Organize Your Finances

Financial literacy is the key to financial health. Start with a budget to learn how to effectively manage your money. This will allow you to track your spending and create a system to ensure you pay your monthly bills.

There are a variety of financial management programs available on the internet. Many of these are low cost — Mint.com, one of the most popular tools, is free — and user friendly. Find one that fits your needs, make your budget, and stick to it.

Keep a close eye on bank statements and credit card statements to identify unusual activity or unanticipated fees. One way to save money is to arrange for your bank or employer to make automatic transfers into your savings accounts.

Protect Your Personal Information

Your financial health hinges not only on your discipline in regard to your spending, but also on your diligence when it comes to protecting your accounts and sensitive personal information.

Scams are an ugly reality in today’s world, and some populations, including seniors and veterans, are more vulnerable than others.

Never provide any credit or bank account numbers to someone who requests them over the phone or the internet. Check your statements regularly and choose easy-to-remember, secure passwords.

Suzanne Gellman, a financial education specialist at the University of Missouri offers some additional advice.

Make your goals are SMART — specific, measurable, attainable, realistic and timely.

Gellman suggests creating a notebook with helpful information for the person in the household who doesn’t manage the finances. The notebook should include emergency contact details and the location of important documents.

She also suggests reviewing and updating insurance policies, wills, and advance directives. Advance directives are legal documents, including living wills and powers of attorney, that guarantee your medical wishes are met in the event you are unable to communicate them.

Lastly, Gellman encourages you to check your investments to make sure they’re still right for your needs.

Consider all your options when reviewing your investments, and always include your retirement plan in your financial review. You may find you would benefit from adding an annuity to your portfolio to guarantee income after retirement.
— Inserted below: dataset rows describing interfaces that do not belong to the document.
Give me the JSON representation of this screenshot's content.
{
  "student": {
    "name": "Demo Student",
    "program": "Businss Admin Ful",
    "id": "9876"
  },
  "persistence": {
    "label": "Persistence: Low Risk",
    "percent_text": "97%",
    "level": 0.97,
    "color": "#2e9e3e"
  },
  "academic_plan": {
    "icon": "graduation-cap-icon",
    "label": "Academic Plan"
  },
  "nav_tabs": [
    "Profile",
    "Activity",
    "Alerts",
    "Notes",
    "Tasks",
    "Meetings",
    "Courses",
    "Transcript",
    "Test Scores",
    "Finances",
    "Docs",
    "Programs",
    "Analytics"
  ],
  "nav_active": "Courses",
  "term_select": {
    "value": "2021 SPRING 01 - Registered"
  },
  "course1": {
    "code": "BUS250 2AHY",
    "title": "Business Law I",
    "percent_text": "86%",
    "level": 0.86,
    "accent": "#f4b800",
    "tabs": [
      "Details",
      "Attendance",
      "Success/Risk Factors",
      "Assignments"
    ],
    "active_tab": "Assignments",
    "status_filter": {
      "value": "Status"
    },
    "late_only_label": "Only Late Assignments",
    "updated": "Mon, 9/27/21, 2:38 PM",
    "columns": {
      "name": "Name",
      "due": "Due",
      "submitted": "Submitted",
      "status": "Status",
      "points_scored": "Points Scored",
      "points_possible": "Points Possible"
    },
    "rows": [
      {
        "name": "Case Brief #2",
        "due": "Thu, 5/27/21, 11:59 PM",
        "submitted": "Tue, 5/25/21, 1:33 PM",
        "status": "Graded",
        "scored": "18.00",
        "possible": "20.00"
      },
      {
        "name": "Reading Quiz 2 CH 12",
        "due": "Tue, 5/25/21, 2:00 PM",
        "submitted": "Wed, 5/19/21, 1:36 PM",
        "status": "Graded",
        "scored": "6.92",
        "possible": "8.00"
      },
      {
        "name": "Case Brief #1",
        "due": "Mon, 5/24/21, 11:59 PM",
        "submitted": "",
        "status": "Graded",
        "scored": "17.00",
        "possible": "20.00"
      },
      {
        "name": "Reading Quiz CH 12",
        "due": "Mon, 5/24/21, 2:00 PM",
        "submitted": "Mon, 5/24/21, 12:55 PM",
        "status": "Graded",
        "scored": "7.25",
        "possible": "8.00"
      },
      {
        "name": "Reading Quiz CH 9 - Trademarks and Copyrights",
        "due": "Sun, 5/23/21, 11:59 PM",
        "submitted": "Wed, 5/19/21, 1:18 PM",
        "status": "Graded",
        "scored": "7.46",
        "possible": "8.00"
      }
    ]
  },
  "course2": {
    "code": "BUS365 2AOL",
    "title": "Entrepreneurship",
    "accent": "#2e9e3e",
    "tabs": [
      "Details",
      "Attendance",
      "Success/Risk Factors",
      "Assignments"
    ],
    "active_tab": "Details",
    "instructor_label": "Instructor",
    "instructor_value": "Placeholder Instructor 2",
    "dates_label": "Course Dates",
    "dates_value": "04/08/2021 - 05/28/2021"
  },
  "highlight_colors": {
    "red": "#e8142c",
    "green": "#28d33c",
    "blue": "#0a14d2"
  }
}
Connect With a Financial Advisor Instantly

Our free tool can help you find an advisor who serves your needs. Get matched with a financial advisor who fits your unique criteria. Once you’ve been matched, consult for free with no obligation.
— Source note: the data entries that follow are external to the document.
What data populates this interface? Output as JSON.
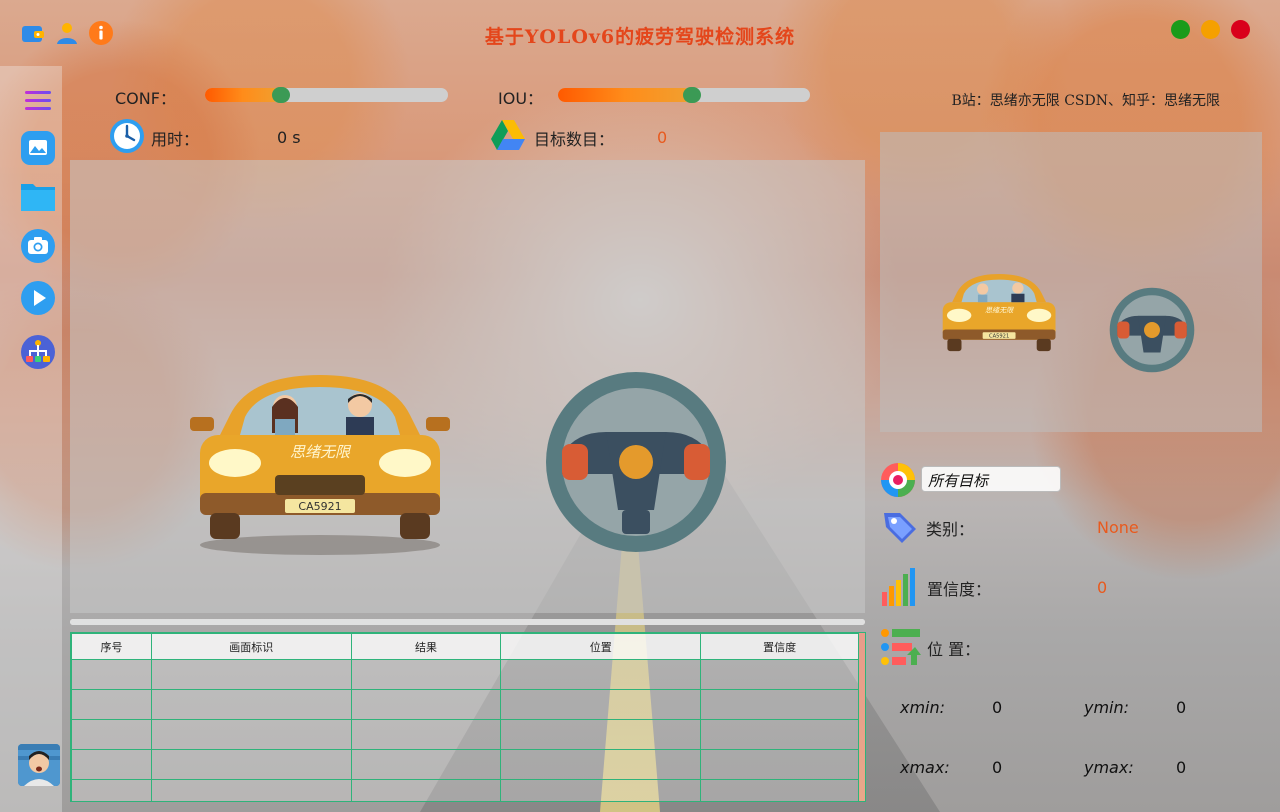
{
  "title": "基于YOLOv6的疲劳驾驶检测系统",
  "window_buttons": {
    "close_color": "#d9001b",
    "min_color": "#f5a000",
    "max_color": "#1a9b1a"
  },
  "controls": {
    "conf_label": "CONF：",
    "conf_level_percent": 28,
    "iou_label": "IOU：",
    "iou_level_percent": 50
  },
  "stats": {
    "time_label": "用时：",
    "time_value": "0 s",
    "count_label": "目标数目：",
    "count_value": "0"
  },
  "credit": "B站：思绪亦无限  CSDN、知乎：思绪无限",
  "main_scene": {
    "car_plate": "CA5921",
    "car_text": "思绪无限"
  },
  "preview_scene": {
    "car_plate": "CA5921",
    "car_text": "思绪无限"
  },
  "table": {
    "headers": [
      "序号",
      "画面标识",
      "结果",
      "位置",
      "置信度"
    ],
    "rows": [
      [
        "",
        "",
        "",
        "",
        ""
      ],
      [
        "",
        "",
        "",
        "",
        ""
      ],
      [
        "",
        "",
        "",
        "",
        ""
      ],
      [
        "",
        "",
        "",
        "",
        ""
      ],
      [
        "",
        "",
        "",
        "",
        ""
      ]
    ]
  },
  "detail": {
    "target_select": "所有目标",
    "class_label": "类别：",
    "class_value": "None",
    "confidence_label": "置信度：",
    "confidence_value": "0",
    "position_label": "位 置：",
    "xmin_label": "xmin:",
    "xmin_value": "0",
    "ymin_label": "ymin:",
    "ymin_value": "0",
    "xmax_label": "xmax:",
    "xmax_value": "0",
    "ymax_label": "ymax:",
    "ymax_value": "0"
  },
  "icons": {
    "sidebar": [
      "menu-icon",
      "image-icon",
      "folder-icon",
      "camera-icon",
      "play-icon",
      "model-tree-icon"
    ],
    "top": [
      "wallet-icon",
      "user-icon",
      "info-icon"
    ]
  }
}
Please seek the advice of a qualified professional before making financial decisions.
Last Modified: November 21, 2022

4 Cited Research Articles

Annuity.org writers adhere to strict sourcing guidelines and use only credible sources of information, including authoritative financial publications, academic organizations, peer-reviewed journals, highly regarded nonprofit organizations, government reports, court records and interviews with qualified experts. You can read more about our commitment to accuracy, fairness and transparency in our editorial guidelines.

  1. Federal Deposit Insurance Corporation. (2018, December). FDIC Consumer News: Time to Take a New Look at Your Money Habits. Retrieved from https://www.fdic.gov/consumers/consumer/news/december2018.html?source=govdelivery&utm_medium=email&utm_source=govdelivery%20https://fiainsights.org/retirement-savings-resolutions-for-the-new-year-2/
  2. Federal Deposit Insurance Corporation. (2014, Fall). Is it Time for Your Financial Checkup? Retrieved from https://www.fdic.gov/consumers/consumer/news/cnfall14/financialcheckup.html
  3. Gellman, S. (n.d.). Setting SMART financial goals for the New Year. Retrieved from https://web.archive.org/web/20150910222637/http://extension.missouri.edu/ecregion/lifetimes/Setting%20SMART%20financial%20goals%20for%20the%20New%20Year.html
  4. McMillan, R. (2017, August 7). The Man Who Wrote Those Password Rules Has a New Tip: N3v$r M1^d!. etrieved from https://www.wsj.com/articles/the-man-who-wrote-those-password-rules-has-a-new-tip-n3v-r-m1-d-1502124118